= What is expected =
Every line in the data below that holds "Home" should be found and copied.

===== Working data =====

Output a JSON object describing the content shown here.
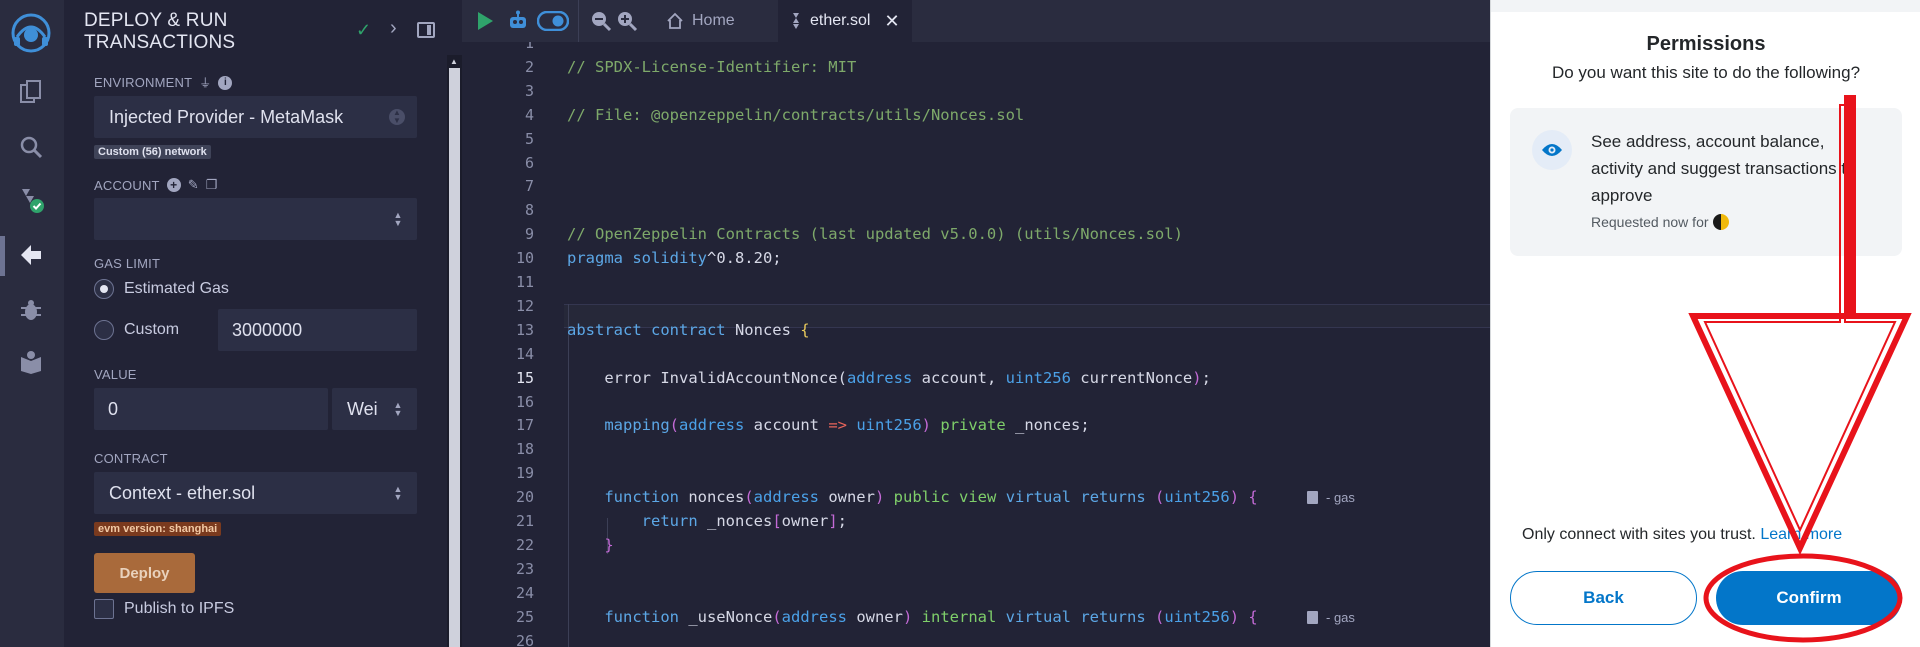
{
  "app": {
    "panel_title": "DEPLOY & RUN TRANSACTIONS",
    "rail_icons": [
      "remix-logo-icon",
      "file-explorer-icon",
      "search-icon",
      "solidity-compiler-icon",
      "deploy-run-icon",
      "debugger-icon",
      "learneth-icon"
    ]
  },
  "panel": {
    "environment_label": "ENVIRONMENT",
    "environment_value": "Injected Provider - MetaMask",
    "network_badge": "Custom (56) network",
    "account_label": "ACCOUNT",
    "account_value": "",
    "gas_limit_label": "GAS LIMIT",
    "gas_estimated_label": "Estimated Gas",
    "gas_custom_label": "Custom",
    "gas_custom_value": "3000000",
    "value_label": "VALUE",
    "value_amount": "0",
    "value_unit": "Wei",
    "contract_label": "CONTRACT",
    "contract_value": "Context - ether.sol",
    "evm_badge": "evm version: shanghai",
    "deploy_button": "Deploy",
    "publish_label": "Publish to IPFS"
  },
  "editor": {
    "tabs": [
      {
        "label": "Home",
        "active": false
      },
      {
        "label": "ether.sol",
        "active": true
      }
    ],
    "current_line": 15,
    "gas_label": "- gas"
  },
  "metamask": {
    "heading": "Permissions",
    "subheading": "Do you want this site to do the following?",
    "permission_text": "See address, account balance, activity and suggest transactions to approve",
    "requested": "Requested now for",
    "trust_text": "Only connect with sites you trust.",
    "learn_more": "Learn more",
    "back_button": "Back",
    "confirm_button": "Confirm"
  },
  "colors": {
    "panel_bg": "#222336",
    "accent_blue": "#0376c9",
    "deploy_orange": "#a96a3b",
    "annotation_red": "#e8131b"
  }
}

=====
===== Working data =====

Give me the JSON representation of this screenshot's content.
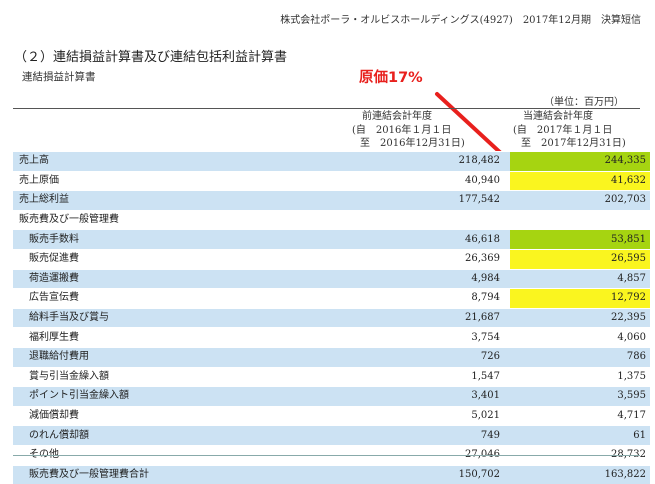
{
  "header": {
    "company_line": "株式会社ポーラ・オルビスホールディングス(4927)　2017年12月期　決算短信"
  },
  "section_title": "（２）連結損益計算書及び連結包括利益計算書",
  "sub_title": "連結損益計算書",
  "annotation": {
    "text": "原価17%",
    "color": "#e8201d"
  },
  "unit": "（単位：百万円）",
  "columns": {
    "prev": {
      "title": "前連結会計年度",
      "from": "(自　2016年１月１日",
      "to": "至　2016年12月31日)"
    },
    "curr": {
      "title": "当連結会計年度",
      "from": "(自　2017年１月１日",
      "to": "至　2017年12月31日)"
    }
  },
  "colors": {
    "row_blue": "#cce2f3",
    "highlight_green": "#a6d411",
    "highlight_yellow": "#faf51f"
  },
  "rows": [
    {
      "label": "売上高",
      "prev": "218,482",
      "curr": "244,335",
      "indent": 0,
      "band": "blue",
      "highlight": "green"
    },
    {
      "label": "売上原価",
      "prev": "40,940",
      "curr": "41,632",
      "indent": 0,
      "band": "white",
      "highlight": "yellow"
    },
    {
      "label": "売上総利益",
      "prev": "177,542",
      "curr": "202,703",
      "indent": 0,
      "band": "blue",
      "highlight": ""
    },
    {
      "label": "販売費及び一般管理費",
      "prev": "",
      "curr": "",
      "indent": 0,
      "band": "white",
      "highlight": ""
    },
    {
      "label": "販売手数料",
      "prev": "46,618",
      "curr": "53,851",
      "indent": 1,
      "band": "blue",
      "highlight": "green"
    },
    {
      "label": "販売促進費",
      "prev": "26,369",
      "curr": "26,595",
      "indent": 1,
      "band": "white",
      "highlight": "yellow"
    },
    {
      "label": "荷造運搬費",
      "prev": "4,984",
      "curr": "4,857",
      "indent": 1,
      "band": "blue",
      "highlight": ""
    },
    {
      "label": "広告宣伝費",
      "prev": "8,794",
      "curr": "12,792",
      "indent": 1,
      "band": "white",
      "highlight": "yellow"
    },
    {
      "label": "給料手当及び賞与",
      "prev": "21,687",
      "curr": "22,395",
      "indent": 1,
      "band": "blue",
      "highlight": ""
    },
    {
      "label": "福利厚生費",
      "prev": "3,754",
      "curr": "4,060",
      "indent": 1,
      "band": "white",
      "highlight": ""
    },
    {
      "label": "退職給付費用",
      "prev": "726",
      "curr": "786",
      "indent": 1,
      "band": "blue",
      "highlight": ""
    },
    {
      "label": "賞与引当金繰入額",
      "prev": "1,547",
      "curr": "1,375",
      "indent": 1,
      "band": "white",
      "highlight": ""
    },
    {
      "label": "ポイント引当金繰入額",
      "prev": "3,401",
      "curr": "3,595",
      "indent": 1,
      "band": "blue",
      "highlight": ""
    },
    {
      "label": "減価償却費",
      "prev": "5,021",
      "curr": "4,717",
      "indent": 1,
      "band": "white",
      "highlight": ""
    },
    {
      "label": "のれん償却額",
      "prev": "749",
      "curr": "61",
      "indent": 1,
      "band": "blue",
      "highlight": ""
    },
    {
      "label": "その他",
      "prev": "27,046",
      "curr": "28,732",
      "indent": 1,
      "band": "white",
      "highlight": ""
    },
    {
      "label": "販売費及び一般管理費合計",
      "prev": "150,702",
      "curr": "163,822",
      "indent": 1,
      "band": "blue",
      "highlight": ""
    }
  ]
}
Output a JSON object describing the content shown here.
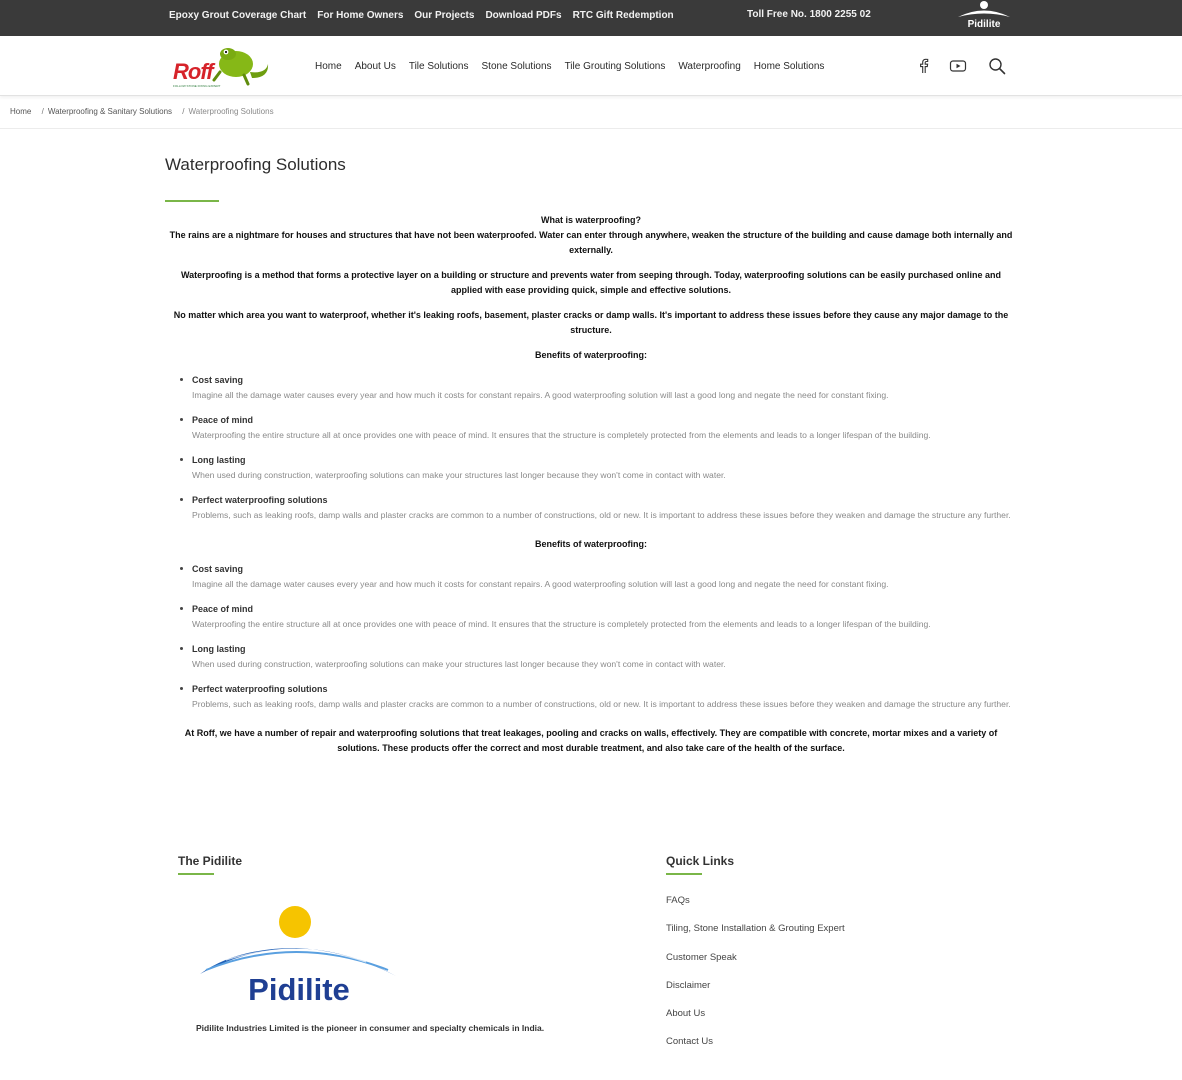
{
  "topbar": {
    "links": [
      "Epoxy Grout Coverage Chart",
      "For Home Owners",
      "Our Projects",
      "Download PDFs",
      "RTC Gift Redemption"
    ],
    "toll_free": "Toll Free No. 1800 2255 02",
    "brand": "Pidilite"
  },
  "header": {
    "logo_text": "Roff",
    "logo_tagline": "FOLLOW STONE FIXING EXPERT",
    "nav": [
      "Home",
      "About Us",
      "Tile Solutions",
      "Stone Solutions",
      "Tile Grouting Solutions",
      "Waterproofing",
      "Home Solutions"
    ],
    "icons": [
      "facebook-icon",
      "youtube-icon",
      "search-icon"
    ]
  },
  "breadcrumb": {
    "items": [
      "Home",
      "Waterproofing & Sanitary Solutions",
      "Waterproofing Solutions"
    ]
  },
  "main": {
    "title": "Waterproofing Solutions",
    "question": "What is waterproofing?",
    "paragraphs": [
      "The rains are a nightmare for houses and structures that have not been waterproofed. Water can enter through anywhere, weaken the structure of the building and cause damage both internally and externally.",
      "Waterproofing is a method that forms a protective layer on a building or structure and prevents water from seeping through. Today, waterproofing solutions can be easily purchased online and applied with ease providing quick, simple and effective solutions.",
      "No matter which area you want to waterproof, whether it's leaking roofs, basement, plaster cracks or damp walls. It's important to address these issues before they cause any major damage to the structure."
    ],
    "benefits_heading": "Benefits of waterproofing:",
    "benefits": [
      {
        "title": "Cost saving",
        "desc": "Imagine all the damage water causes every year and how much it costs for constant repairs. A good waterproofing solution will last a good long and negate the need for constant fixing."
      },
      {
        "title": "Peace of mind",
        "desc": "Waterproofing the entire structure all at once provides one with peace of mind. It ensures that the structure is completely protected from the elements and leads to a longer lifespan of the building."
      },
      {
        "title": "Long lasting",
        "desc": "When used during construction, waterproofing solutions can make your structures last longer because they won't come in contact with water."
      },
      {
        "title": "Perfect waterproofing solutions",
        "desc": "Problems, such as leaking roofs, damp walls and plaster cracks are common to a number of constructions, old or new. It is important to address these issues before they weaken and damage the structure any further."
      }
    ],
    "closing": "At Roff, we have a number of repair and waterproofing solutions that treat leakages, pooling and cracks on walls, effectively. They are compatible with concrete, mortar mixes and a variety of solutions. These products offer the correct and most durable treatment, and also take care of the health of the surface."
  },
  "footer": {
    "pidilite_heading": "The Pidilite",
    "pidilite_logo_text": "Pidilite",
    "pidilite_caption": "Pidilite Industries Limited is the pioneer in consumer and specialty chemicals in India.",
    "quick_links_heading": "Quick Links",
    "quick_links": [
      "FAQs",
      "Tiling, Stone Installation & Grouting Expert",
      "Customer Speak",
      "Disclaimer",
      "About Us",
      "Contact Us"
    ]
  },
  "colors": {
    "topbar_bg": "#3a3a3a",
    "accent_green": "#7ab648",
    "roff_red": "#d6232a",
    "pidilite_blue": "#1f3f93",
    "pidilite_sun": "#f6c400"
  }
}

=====

= Result =
        "label": "Home",
      "For Home Owners",
      "Home",
      "Home Solutions"
      "Home",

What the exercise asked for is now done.